Both of these help to draw in a greater audience. Parallel to ‘Pearl Harbor’, this trailer also makes the audience feel involved by using the repetition of ‘you’ and ‘we’. However, this trailer also makes the audience feel in touch with the film as unlike ‘Pearl Harbor’, it is a sequel to ‘The Hunch Back Of Notre Dame’. This means that anybody who has watched the first film will be targeted as if they enjoyed the last film; they will automatically be attracted to this film too.
For people who have not seen the previous film, they are informed that the last film was a hit as this sequel is a ‘Return to all the majesty of Disney’s original masterpiece’ and includes ‘all of your favourite characters’; again connecting with the audience. However, the film is clearly not a repeat of the last film as ‘the story continues’ and there are ‘some new friends’. The public therefore knew that they would not be bored as this has a completely different storyline, as there are obviously more things going to happen.
Towards the end of the trailer, there are also chimes of bells similar to ‘Pearl Harbor’ but in the trailer to ‘The Hunchback of Notre Dame II’, the bells do not signify death and funerals but more likely love and weddings. This allows both parents and children to know that there will be a happy conclusion. Also as in ‘Pearl Harbor’, this trailer ends with a sharp, bold voice over and subtitles but where as ‘Pearl Harbor’ concludes by attracting the audience by using famous celebrities, this trailer again reminds the audience that is an ‘all new movie’ and that it is ‘only available on video and Disney DVD, 2001’.
This makes the audience feel that they had better go and rent or buy it soon. Therefore, both films give last attempts to draw the audience in and in both cases, it works successfully. The first obvious main difference between these two trailers is that one is a motion picture whereas one is a cartoon. The genres are consequently extremely different as while ‘The Hunchback of Notre Dame II’ is aimed at children, ‘Pearl Harbor’ has a much broader target audience of both men and women ranging from teenagers to pensioners.
Pearl Harbour’ therefore possibly would be able to bring in a greater amount of money.
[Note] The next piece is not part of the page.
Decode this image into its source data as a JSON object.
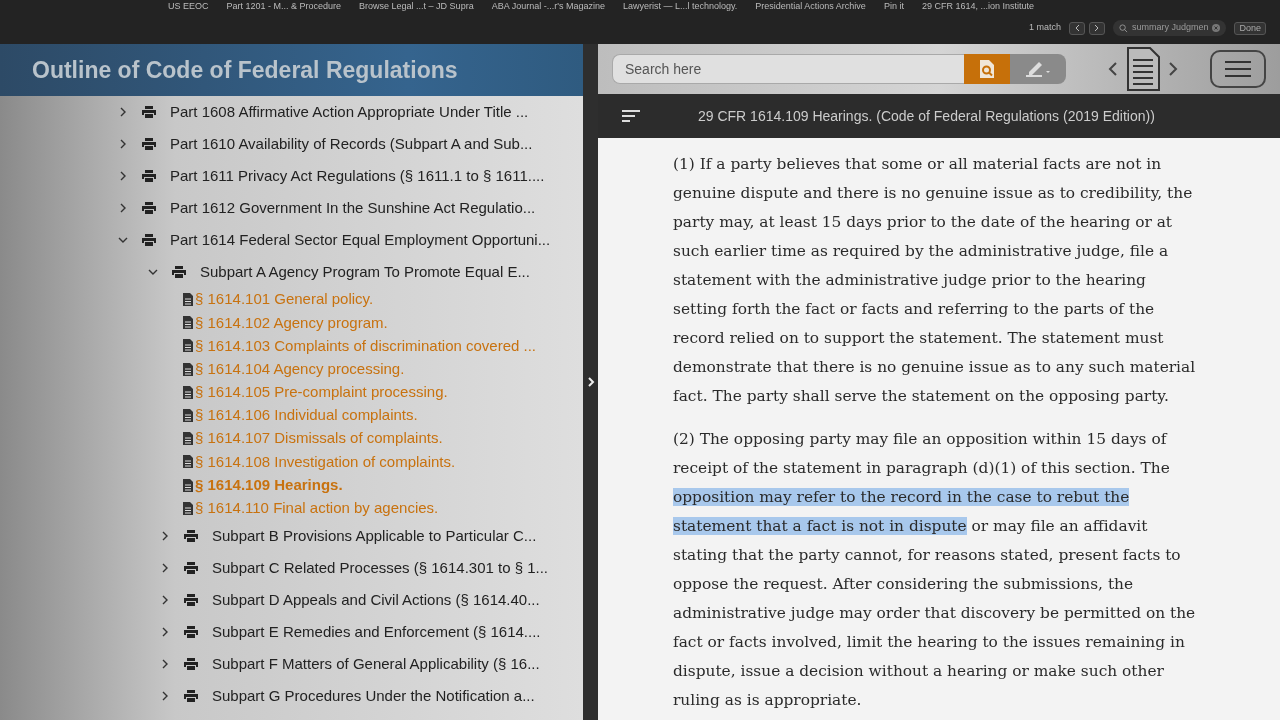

I feel that both trailers to an adequate job enticing their target audiences. I believe this as the ‘Pearl Harbor’ trailer encapsulates every single aspect and genre of the film, as a result attracting the concentration of many different sorts of people. ‘The Hunchback of Notre Dame II’ also does this as the trailer makes an effort to ensure that parents know that the film will be suitable for their children to watch as the moral of the story is clearly expressed.
However, I feel that the trailer to ‘Pearl Harbor’ is more effective as I feel it will attract a wider range of people and therefore has to incorporate a huge amount of qualities and techniques. This is quite a difficult task and I think it has been fulfilled successfully. I prefer the style of the trailer and I love the special effects and the music. I feel that the sound is very noticeably striking, this contributes to the change in mood and atmosphere making the audience feel drawn into the reality of the storyline.
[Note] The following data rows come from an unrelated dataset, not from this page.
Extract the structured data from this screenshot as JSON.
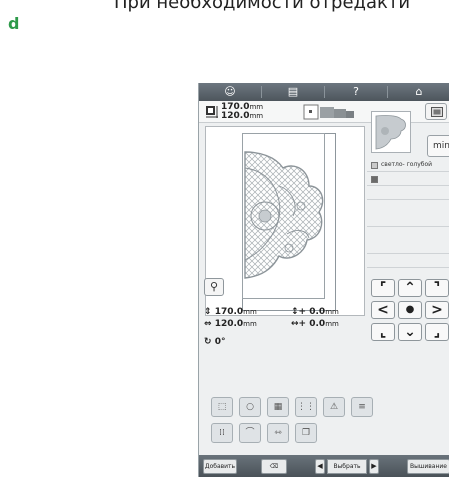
{
  "step_letter": "d",
  "caption": "При необходимости отредакти",
  "screen": {
    "topbar": {
      "info_icon": "☺",
      "page_icon": "▤",
      "help_label": "?",
      "home_icon": "⌂"
    },
    "size": {
      "height_value": "170.0",
      "height_unit": "mm",
      "width_value": "120.0",
      "width_unit": "mm"
    },
    "min_button_label": "min",
    "color_list": {
      "color_name": "светло- голубой",
      "colors": [
        "#c9c9c9",
        "#6b6b6b"
      ]
    },
    "arrows": {
      "up_left": "⌜",
      "up": "⌃",
      "up_right": "⌝",
      "left": "<",
      "center": "●",
      "right": ">",
      "down_left": "⌞",
      "down": "⌄",
      "down_right": "⌟"
    },
    "readouts": {
      "height_value": "170.0",
      "height_unit": "mm",
      "vertical_offset": "0.0",
      "vertical_unit": "mm",
      "width_value": "120.0",
      "width_unit": "mm",
      "horizontal_offset": "0.0",
      "horizontal_unit": "mm",
      "rotation": "0°"
    },
    "bottombar": {
      "add_label": "Добавить",
      "select_label": "Выбрать",
      "finish_label": "Вышивание"
    }
  }
}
The audience therefore feel like they are caught up in the action and are aware of all of the emotions stirred up at the time. They are consequently able to feel the despair and heartache of the characters and then feel great empathy for them. I feel that this along with the ominous end to the trailer leaves the audience waiting for the release of the actual film with anticipation. I think this is because the audience will want the cause of all the sorrow and misery to be explained to them in more depth and will want to feel what the characters are going through further.